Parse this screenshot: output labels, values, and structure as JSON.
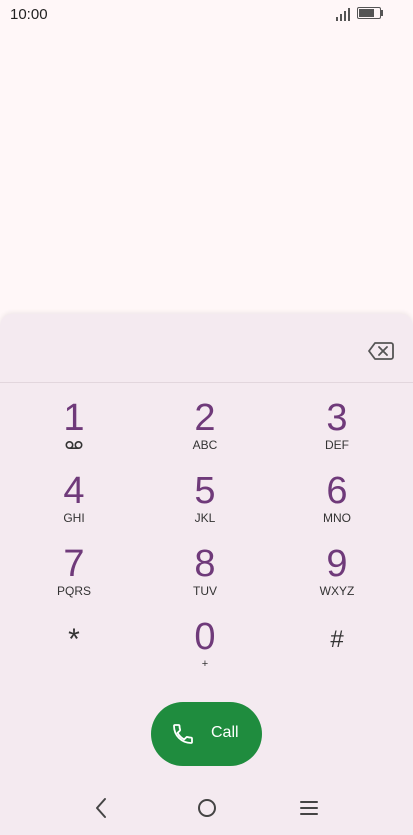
{
  "status_bar": {
    "time": "10:00"
  },
  "backspace": {
    "icon": "backspace-icon"
  },
  "keys": [
    {
      "digit": "1",
      "letters": "",
      "icon": "voicemail-icon"
    },
    {
      "digit": "2",
      "letters": "ABC"
    },
    {
      "digit": "3",
      "letters": "DEF"
    },
    {
      "digit": "4",
      "letters": "GHI"
    },
    {
      "digit": "5",
      "letters": "JKL"
    },
    {
      "digit": "6",
      "letters": "MNO"
    },
    {
      "digit": "7",
      "letters": "PQRS"
    },
    {
      "digit": "8",
      "letters": "TUV"
    },
    {
      "digit": "9",
      "letters": "WXYZ"
    },
    {
      "digit": "*",
      "letters": ""
    },
    {
      "digit": "0",
      "letters": "+"
    },
    {
      "digit": "#",
      "letters": ""
    }
  ],
  "call": {
    "label": "Call",
    "color": "#1f8c3e"
  },
  "nav": {
    "back_icon": "back-icon",
    "home_icon": "home-icon",
    "recents_icon": "recents-icon"
  },
  "colors": {
    "accent": "#6f3a7a",
    "panel": "#f4eaf0",
    "background": "#fff7f8"
  }
}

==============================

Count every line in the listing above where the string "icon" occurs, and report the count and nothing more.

5